One of the first days I’ve felt warm since I arrived a little over two weeks ago. Spring is finally here, at least in climate. I walked in the one direction I have yet to explore – up and over the hill toward the freeway. When I was here in January, Dave and I made it up to the bridge that took pedestrians over four lanes of constant traffic. Today, I crossed it.
The entrance to the museum was deserted. Apparently it doesn’t reopen until May, taking the two preceding months off. But since the sun was shining, I was happy to continue on exploring behind the large buildings I would someday return to when spring was well underway and the exhibits open.
Behind the museum was a sizable park, its main entrance on the other side. I had no idea it existed; never heard it mentioned, hadn’t read about it in my limited research on Cheonan online (or if I did, I certainly didn’t remember). Yet there it was – just a 10-15 minute walk away.
I first encounter a small “palace” of some sort – it looks more like a large ancient pagoda, but it’s important enough for its history to be written in English (only one other object shared that status). The king had stayed there in his travels to Cheonan in the early 1600s and, after the structure had been moved several times for various reasons, it currently rests, reconstructed, on the side of the small lake where it originally stood. Two adjumma (older women though the connotation, according to Dave, is that they are somewhat grumpy) huddle in its corner, intensely conversing. They stop, look up at me, and assess by the color of my skin that I cannot understand their gossip and resume.
I continue strolling on the uneven paths, taking pictures of statues whose meanings I fail to grasp. Birds made of logs and sticks; people in dance poses from traditional to modern; two entwined dragons. The only other English I see provides an explanation of a monument commemorating youth and fire fighters in their bravery in defending Korea from one of Japan’s many invasions. An unlikely pairing it seems, and the brief explanation of the memory leaves me wanting to know more about this youth movement of the 1940s.
The sun continues to shine, but the landscape is sparse, needing more rain and warmth to wake it up from its temporary death. I stop to look at a small grove of trees, and think to myself that it will be beautiful here when things start blooming.
At that moment, a small orange and black butterfly crosses my path and floats into the trees. It’s not a monarch, but its message to me is the same: I am witnessing/experiencing transformation and possibility. What I see here, what I am experiencing in my life right now, is just a part of transformation. The scenery may seem bleak, but it’s beautiful now. Not later. Right now.

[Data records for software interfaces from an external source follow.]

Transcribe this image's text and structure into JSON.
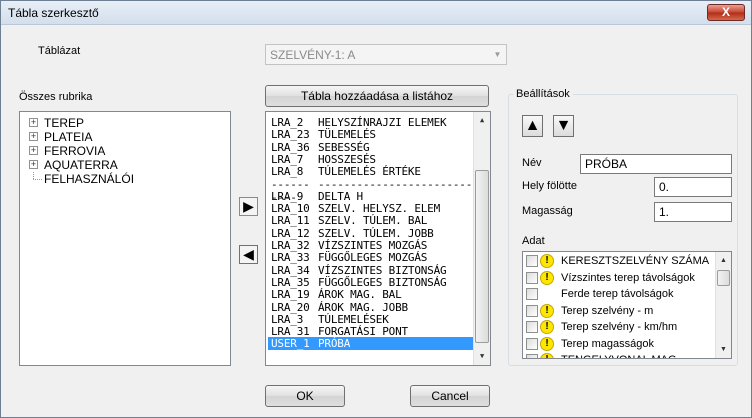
{
  "window": {
    "title": "Tábla szerkesztő",
    "close_label": "X"
  },
  "table_label": "Táblázat",
  "table_select": {
    "value": "SZELVÉNY-1: A"
  },
  "all_columns_label": "Összes rubrika",
  "add_button_label": "Tábla hozzáadása a listához",
  "tree_items": [
    {
      "label": "TEREP",
      "expandable": true
    },
    {
      "label": "PLATEIA",
      "expandable": true
    },
    {
      "label": "FERROVIA",
      "expandable": true
    },
    {
      "label": "AQUATERRA",
      "expandable": true
    },
    {
      "label": "FELHASZNÁLÓI",
      "expandable": false
    }
  ],
  "list_items": [
    {
      "code": "LRA_2",
      "name": "HELYSZÍNRAJZI ELEMEK"
    },
    {
      "code": "LRA_23",
      "name": "TÜLEMELÉS"
    },
    {
      "code": "LRA_36",
      "name": "SEBESSÉG"
    },
    {
      "code": "LRA_7",
      "name": "HOSSZESÉS"
    },
    {
      "code": "LRA_8",
      "name": "TÚLEMELÉS ÉRTÉKE"
    },
    {
      "code": "------",
      "name": "----------------------------"
    },
    {
      "code": "LRA_9",
      "name": "DELTA H"
    },
    {
      "code": "LRA_10",
      "name": "SZELV. HELYSZ. ELEM"
    },
    {
      "code": "LRA_11",
      "name": "SZELV. TÚLEM. BAL"
    },
    {
      "code": "LRA_12",
      "name": "SZELV. TÚLEM. JOBB"
    },
    {
      "code": "LRA_32",
      "name": "VÍZSZINTES MOZGÁS"
    },
    {
      "code": "LRA_33",
      "name": "FÜGGŐLEGES MOZGÁS"
    },
    {
      "code": "LRA_34",
      "name": "VÍZSZINTES BIZTONSÁG"
    },
    {
      "code": "LRA_35",
      "name": "FÜGGŐLEGES BIZTONSÁG"
    },
    {
      "code": "LRA_19",
      "name": "ÁROK MAG. BAL"
    },
    {
      "code": "LRA_20",
      "name": "ÁROK MAG. JOBB"
    },
    {
      "code": "LRA_3",
      "name": "TÚLEMELÉSEK"
    },
    {
      "code": "LRA_31",
      "name": "FORGATÁSI PONT"
    },
    {
      "code": "USER_1",
      "name": "PRÓBA"
    }
  ],
  "list_selected_index": 18,
  "settings": {
    "label": "Beállítások",
    "name_label": "Név",
    "name_value": "PRÓBA",
    "height_above_label": "Hely fölötte",
    "height_above_value": "0.",
    "height_label": "Magasság",
    "height_value": "1.",
    "data_label": "Adat",
    "data_items": [
      {
        "label": "KERESZTSZELVÉNY SZÁMA",
        "warn": true
      },
      {
        "label": "Vízszintes terep távolságok",
        "warn": true
      },
      {
        "label": "Ferde terep távolságok",
        "warn": false
      },
      {
        "label": "Terep szelvény - m",
        "warn": true
      },
      {
        "label": "Terep szelvény - km/hm",
        "warn": true
      },
      {
        "label": "Terep magasságok",
        "warn": true
      },
      {
        "label": "TENGELYVONAL MAG.",
        "warn": true
      }
    ]
  },
  "ok_label": "OK",
  "cancel_label": "Cancel",
  "icons": {
    "move_right": "▶",
    "move_left": "◀",
    "up": "▲",
    "down": "▼",
    "scroll_up": "▲",
    "scroll_down": "▼",
    "combo_arrow": "▼",
    "warn": "!"
  }
}
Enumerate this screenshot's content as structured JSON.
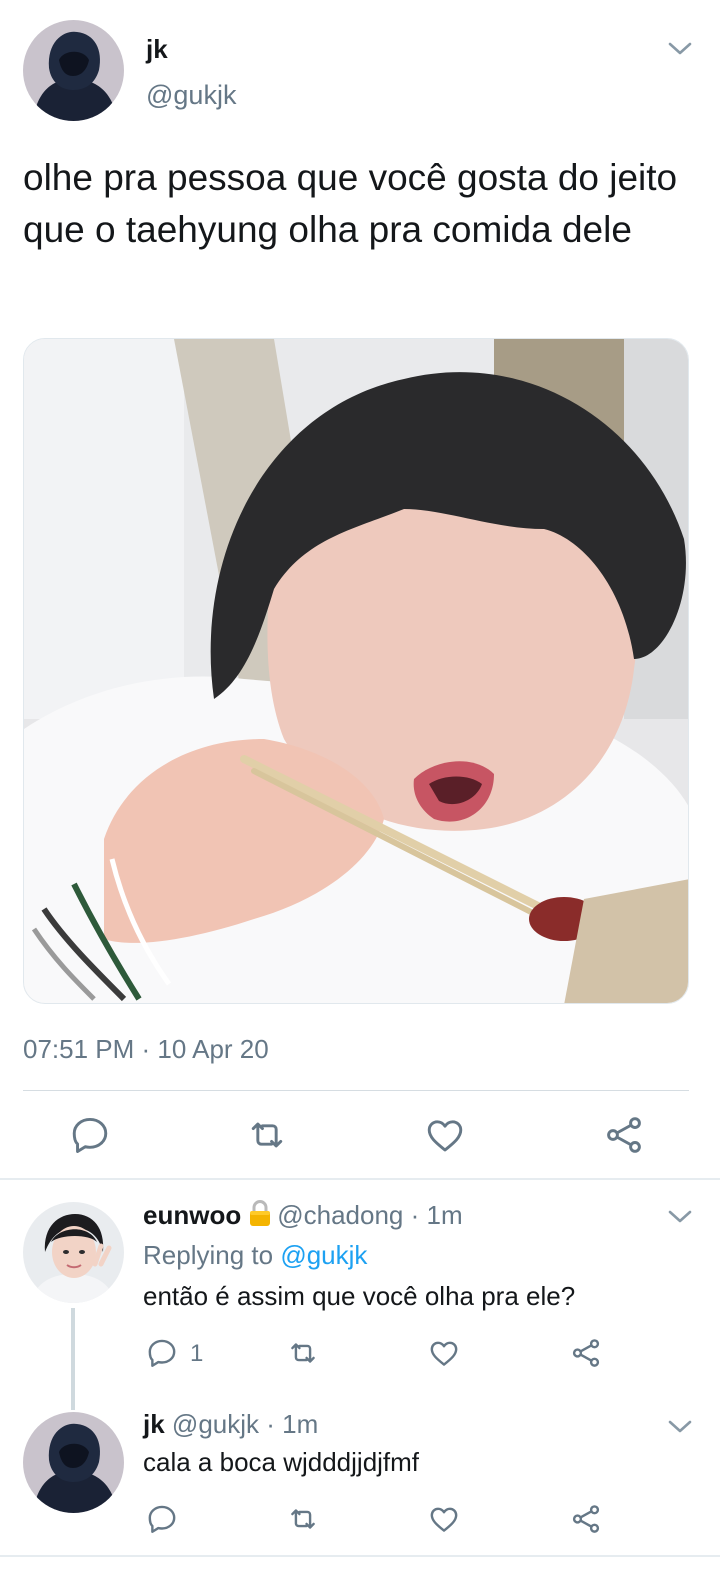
{
  "main_tweet": {
    "author_name": "jk",
    "author_handle": "@gukjk",
    "text": "olhe pra pessoa que você gosta do jeito que o taehyung olha pra comida dele",
    "timestamp": "07:51 PM · 10 Apr 20"
  },
  "replies": [
    {
      "author_name": "eunwoo",
      "protected_icon": "lock-icon",
      "author_handle": "@chadong",
      "separator": " · ",
      "time": "1m",
      "replying_prefix": "Replying to ",
      "replying_handle": "@gukjk",
      "text": "então é assim que você olha pra ele?",
      "reply_count": "1"
    },
    {
      "author_name": "jk",
      "author_handle": "@gukjk",
      "separator": " · ",
      "time": "1m",
      "text": "cala a boca wjdddjjdjfmf"
    }
  ],
  "icons": [
    "chevron-down-icon",
    "reply-icon",
    "retweet-icon",
    "like-icon",
    "share-icon",
    "lock-icon"
  ],
  "colors": {
    "text": "#14171a",
    "muted": "#657786",
    "link": "#1da1f2",
    "icon": "#657786"
  }
}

I used to be the type of person who doesn’t believe in signs, but in the past year I have been shifting that frame of mind. Perhaps before I began to slow down, I never really gave myself the chance to see things that were right in front of me, signals blaring; my head down or my mind too preoccupied to notice. But today I was able to process what I needed to. The butterfly helped me see the park as beautiful today. Similarly, I need to see my own current struggles with control and change not as failures, but as part of my life that is still beautiful.
I took my camera back out and took pictures of the park itself – not the art within it – appreciating its pre-spring beauty (I’ll work on appreciating myself and where I’m at later). Sure, it’s going to look better later when there’s more green, the flowers bloom, and the fountains are turned on, but there is a lot to appreciate here and now.
Feeling better about pretty much everything, I head home. As I begin to cross the small footbridge over the small, mostly dried up, creek, I see a crane standing on the bank. Almost immediately, he swoops in front of me and flies off. I’m not sure who was more startled by the others’ presence, but this bird was clearly not interested in sharing space. I watched him fly off and land near the bridge that would bring me back to the proper side of the freeway. I followed, pretty convinced that I would not see him again, even though I really wanted to catch another glimpse of the tall, awkward, wonderful bird. I did get my second chance as we spot each other again before he took off allowing me one small picture of him leaving me behind. I read that “If you see a crane flying, it may be drawing your eyes to the heavens, lifting your spirits, and inspiring you to trust in the universe.” and I hope it’s true. I’m probably supposed to believe it is, but I’m not quite there yet.